Transporting medical samples between hospitals and their support facilities will be the initial market play for UPS [NYSE: UPS] as it expands into drone delivery services, according to plans filed with federal regulators.
The company’s drone unit, UPS Flight Forward, announced plans earlier this year to seek a “Part 135” exemption from Federal Aviation Administration (FAA) regulations to allow it to expand beyond the limited phase of its drone system. Its application, published in the Federal Register on Aug. 22, comes weeks after Amazon [NASDAQ: AMZN] filed for similar regulatory relief for its Amazon Prime Air drone system.
Since March, Flight Forward and its drone partner, Matternet, have been running a drone service for WakeMed hospital in Raleigh, NC. The operation involves transporting blood and medical samples for testing from satellite facilities to a laboratory on WakeMed’s main campus.
Granting the petition, the company stated, will allow it “to continue its work and expand its ability to offer this potentially life-saving service to this hospital network and its patients in North Carolina and elsewhere in the U.S.” Comments on UPS’ exemption petition are due by Sept. 11.
The company said that its initial “Concept of Operations” does not involve deliveries to “ad hoc” locations, nor deliveries to the general public. Data collected from the operation is being analyzed to provide feedback to the FAA that will be used to identify and aid in the development of operating standards.
In its application, Flight Forward explained that WakeMed hospital traditionally used scheduled ground courier services to transport the samples. “However, utilizing a ground courier service that travels on an infrequent schedule causes the lab to be overrun with samples when the ground courier arrives and then lacking samples to test prior to the arrival of the next ground courier delivery,” it stated. This “batch processing” method of delivering medical samples is inefficient and delays a patient’s diagnosis and treatment, according to the company.
Flight Forward uses Matternet’s M2 quadcopter, powered by a rechargeable lithium-ion battery. It can carry medical payloads weighing up to about five pounds over distances of up to 12.5 miles.
“Using [drones] to transport samples across these distances is a much more efficient and timely process, eliminating the batch processing and providing a steady flow of samples to test. The outcome is the facilitation of test results and diagnosis to doctors more rapidly, leading to more timely treatment, and in turn, improved patient health and overall experience,” Flight Forward claimed.

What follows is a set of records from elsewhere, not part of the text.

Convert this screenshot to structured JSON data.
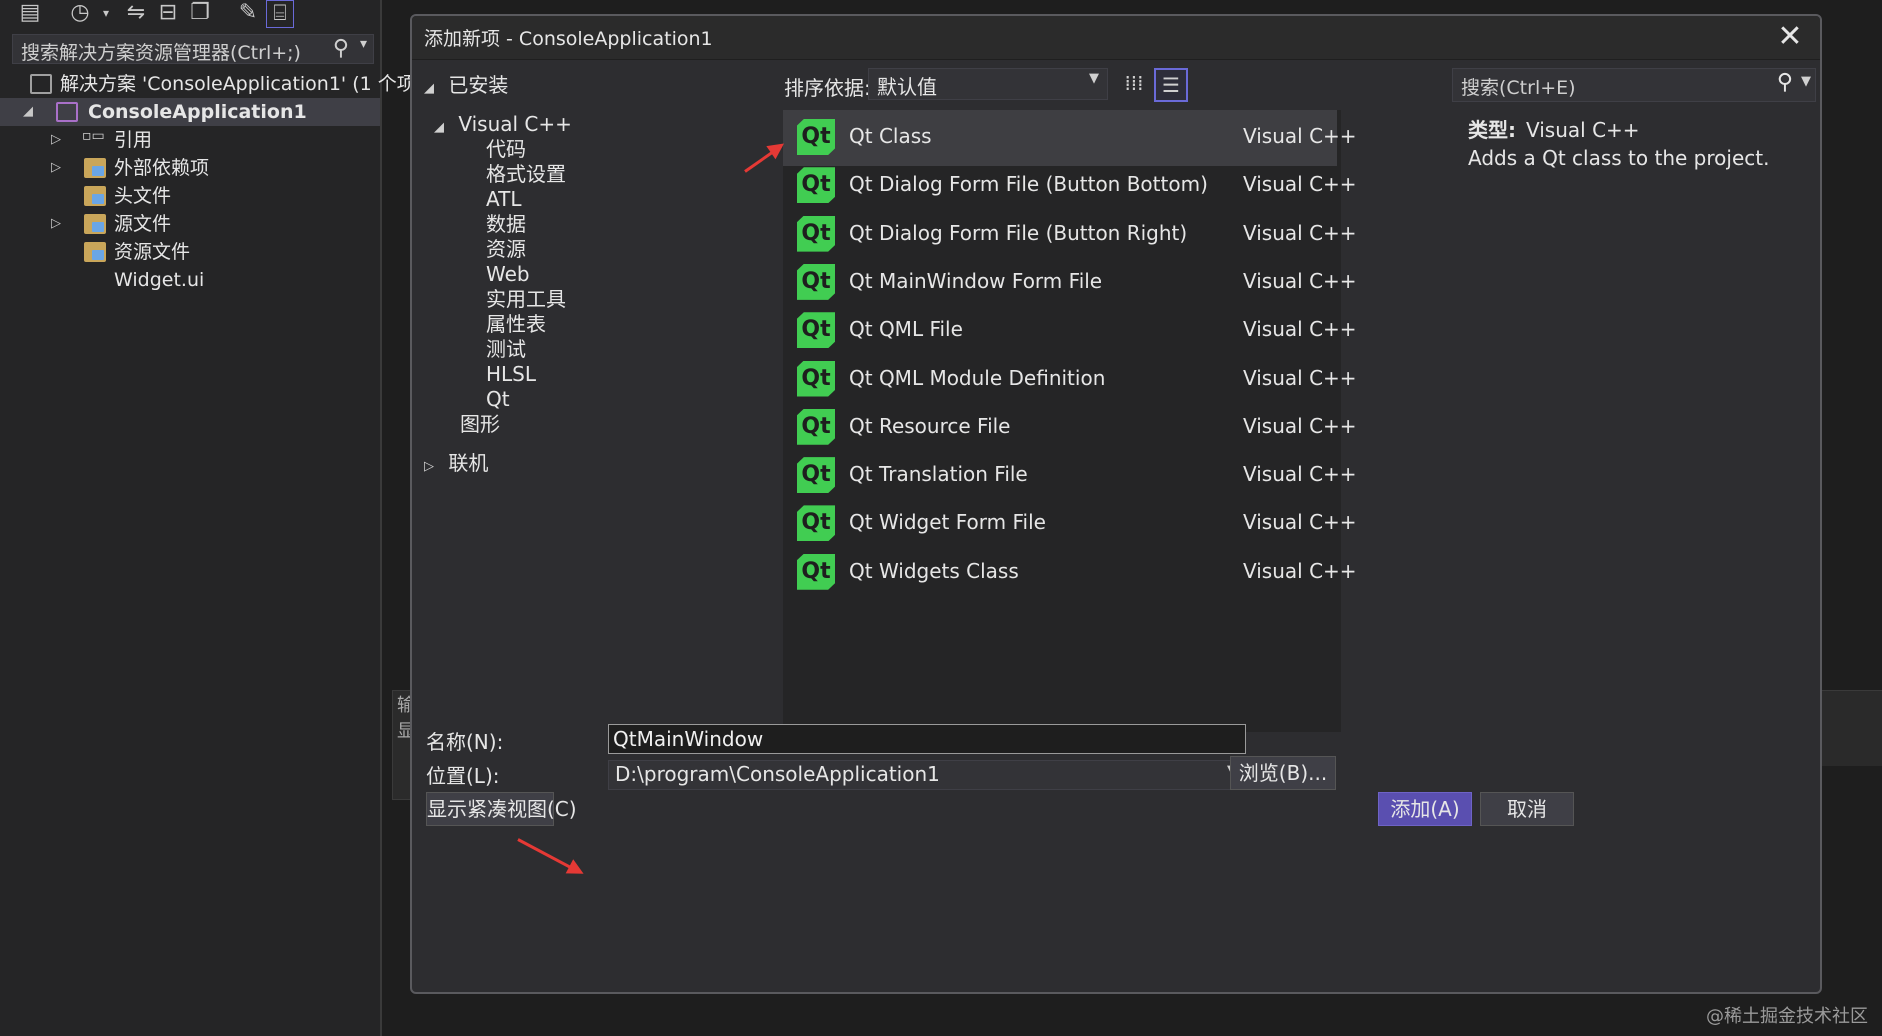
{
  "solution_explorer": {
    "search_placeholder": "搜索解决方案资源管理器(Ctrl+;)",
    "solution_label": "解决方案 'ConsoleApplication1' (1 个项",
    "project_label": "ConsoleApplication1",
    "nodes": [
      "引用",
      "外部依赖项",
      "头文件",
      "源文件",
      "资源文件",
      "Widget.ui"
    ]
  },
  "dialog": {
    "title": "添加新项 - ConsoleApplication1",
    "close_glyph": "✕",
    "categories": {
      "installed": "已安装",
      "visual_cpp": "Visual C++",
      "sub": [
        "代码",
        "格式设置",
        "ATL",
        "数据",
        "资源",
        "Web",
        "实用工具",
        "属性表",
        "测试",
        "HLSL",
        "Qt"
      ],
      "graphics": "图形",
      "online": "联机"
    },
    "sort_label": "排序依据:",
    "sort_value": "默认值",
    "search_placeholder": "搜索(Ctrl+E)",
    "templates": [
      {
        "name": "Qt Class",
        "lang": "Visual C++",
        "selected": true
      },
      {
        "name": "Qt Dialog Form File (Button Bottom)",
        "lang": "Visual C++"
      },
      {
        "name": "Qt Dialog Form File (Button Right)",
        "lang": "Visual C++"
      },
      {
        "name": "Qt MainWindow Form File",
        "lang": "Visual C++"
      },
      {
        "name": "Qt QML File",
        "lang": "Visual C++"
      },
      {
        "name": "Qt QML Module Definition",
        "lang": "Visual C++"
      },
      {
        "name": "Qt Resource File",
        "lang": "Visual C++"
      },
      {
        "name": "Qt Translation File",
        "lang": "Visual C++"
      },
      {
        "name": "Qt Widget Form File",
        "lang": "Visual C++"
      },
      {
        "name": "Qt Widgets Class",
        "lang": "Visual C++"
      }
    ],
    "logo_text": "Qt",
    "detail": {
      "type_key": "类型:",
      "type_value": "Visual C++",
      "description": "Adds a Qt class to the project."
    },
    "form": {
      "name_label": "名称(N):",
      "name_value": "QtMainWindow",
      "location_label": "位置(L):",
      "location_value": "D:\\program\\ConsoleApplication1",
      "browse_label": "浏览(B)...",
      "compact_view_label": "显示紧凑视图(C)",
      "add_label": "添加(A)",
      "cancel_label": "取消"
    }
  },
  "output_pane_text": "输\n显",
  "watermark": "@稀土掘金技术社区",
  "colors": {
    "accent": "#5a4fb0",
    "qt_green": "#41cd52",
    "annotation_arrow": "#e53935"
  }
}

Sending medical supplies and samples by drone is one of six major markets for drone operators and carriers specializing in last-mile delivery. They include California-based Zipline, which is running a service in Ghana, and Everdrone, which has been testing in Gothenburg, Sweden.